(Work instruction)
Copy out only the lines running from the one that contains "Transcribe this image's" through the end of the listing. Pictures stay out.

(Task data)
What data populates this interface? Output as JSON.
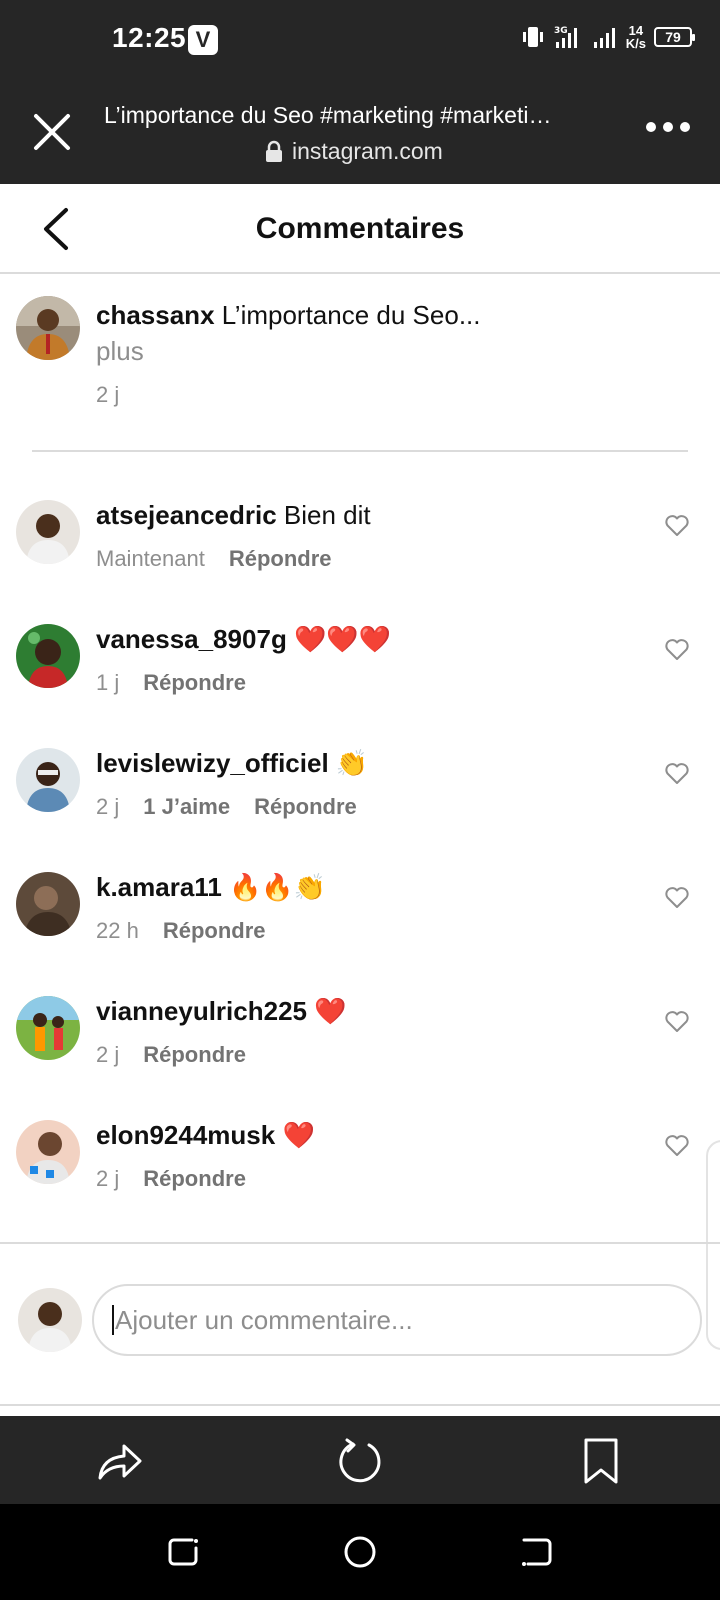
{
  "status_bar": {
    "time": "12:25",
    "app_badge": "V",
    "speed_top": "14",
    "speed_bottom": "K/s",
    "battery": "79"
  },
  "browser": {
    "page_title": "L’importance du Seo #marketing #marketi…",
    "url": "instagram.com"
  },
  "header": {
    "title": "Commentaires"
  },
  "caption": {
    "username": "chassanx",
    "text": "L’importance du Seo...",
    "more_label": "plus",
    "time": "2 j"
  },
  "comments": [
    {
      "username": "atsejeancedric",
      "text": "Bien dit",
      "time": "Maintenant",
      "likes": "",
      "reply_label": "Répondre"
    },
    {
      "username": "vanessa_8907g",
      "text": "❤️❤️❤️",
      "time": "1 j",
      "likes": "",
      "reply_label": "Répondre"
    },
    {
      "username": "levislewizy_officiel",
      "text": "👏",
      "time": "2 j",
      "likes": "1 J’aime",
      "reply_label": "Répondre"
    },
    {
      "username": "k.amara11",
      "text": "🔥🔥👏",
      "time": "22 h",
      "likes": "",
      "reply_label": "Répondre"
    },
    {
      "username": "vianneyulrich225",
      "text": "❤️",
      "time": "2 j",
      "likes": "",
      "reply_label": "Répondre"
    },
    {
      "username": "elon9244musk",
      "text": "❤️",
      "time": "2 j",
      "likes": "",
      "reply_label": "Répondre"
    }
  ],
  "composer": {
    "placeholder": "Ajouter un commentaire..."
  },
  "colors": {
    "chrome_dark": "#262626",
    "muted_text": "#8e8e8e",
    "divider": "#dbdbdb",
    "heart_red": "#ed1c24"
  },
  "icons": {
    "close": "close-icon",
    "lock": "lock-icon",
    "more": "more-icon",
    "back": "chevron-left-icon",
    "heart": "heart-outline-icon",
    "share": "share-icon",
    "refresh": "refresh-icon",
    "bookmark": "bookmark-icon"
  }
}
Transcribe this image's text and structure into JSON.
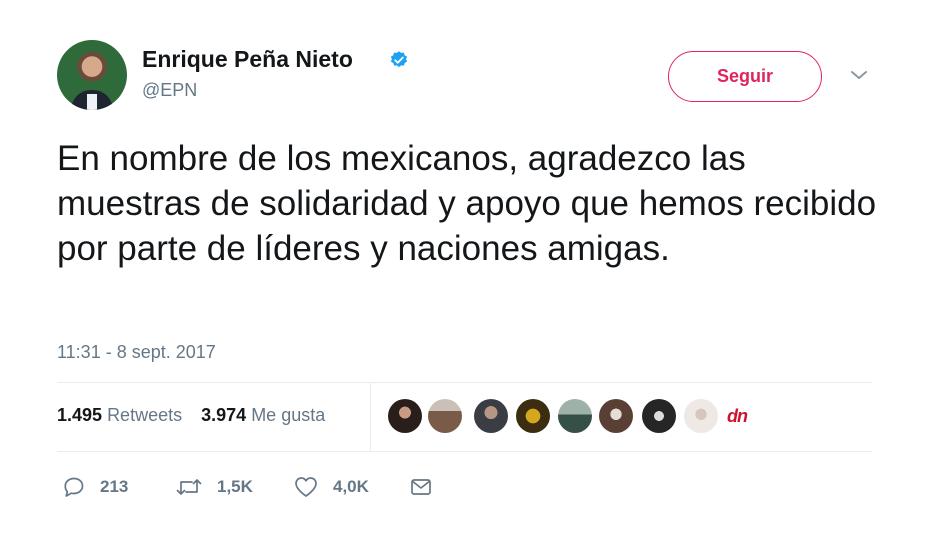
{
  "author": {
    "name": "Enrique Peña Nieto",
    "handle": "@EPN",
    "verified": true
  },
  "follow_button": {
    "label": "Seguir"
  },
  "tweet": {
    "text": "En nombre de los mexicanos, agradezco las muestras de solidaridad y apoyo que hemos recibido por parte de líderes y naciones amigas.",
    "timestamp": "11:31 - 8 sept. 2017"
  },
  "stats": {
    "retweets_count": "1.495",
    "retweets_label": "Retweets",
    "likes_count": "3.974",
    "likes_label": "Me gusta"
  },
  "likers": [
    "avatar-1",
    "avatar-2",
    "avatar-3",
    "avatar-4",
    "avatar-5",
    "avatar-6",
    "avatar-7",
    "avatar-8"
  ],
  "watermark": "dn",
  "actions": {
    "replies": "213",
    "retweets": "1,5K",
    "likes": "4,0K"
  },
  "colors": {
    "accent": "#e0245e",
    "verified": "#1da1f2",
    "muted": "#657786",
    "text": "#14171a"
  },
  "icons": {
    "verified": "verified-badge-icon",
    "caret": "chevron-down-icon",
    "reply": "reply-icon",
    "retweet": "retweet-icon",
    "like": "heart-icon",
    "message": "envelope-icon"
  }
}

(Task output)
Transcribe this image's text and structure into JSON.
{
  "author": {
    "name": "Enrique Peña Nieto",
    "handle": "@EPN",
    "verified": true
  },
  "follow_button": {
    "label": "Seguir"
  },
  "tweet": {
    "text": "En nombre de los mexicanos, agradezco las muestras de solidaridad y apoyo que hemos recibido por parte de líderes y naciones amigas.",
    "timestamp": "11:31 - 8 sept. 2017"
  },
  "stats": {
    "retweets_count": "1.495",
    "retweets_label": "Retweets",
    "likes_count": "3.974",
    "likes_label": "Me gusta"
  },
  "likers": [
    "avatar-1",
    "avatar-2",
    "avatar-3",
    "avatar-4",
    "avatar-5",
    "avatar-6",
    "avatar-7",
    "avatar-8"
  ],
  "watermark": "dn",
  "actions": {
    "replies": "213",
    "retweets": "1,5K",
    "likes": "4,0K"
  },
  "colors": {
    "accent": "#e0245e",
    "verified": "#1da1f2",
    "muted": "#657786",
    "text": "#14171a"
  },
  "icons": {
    "verified": "verified-badge-icon",
    "caret": "chevron-down-icon",
    "reply": "reply-icon",
    "retweet": "retweet-icon",
    "like": "heart-icon",
    "message": "envelope-icon"
  }
}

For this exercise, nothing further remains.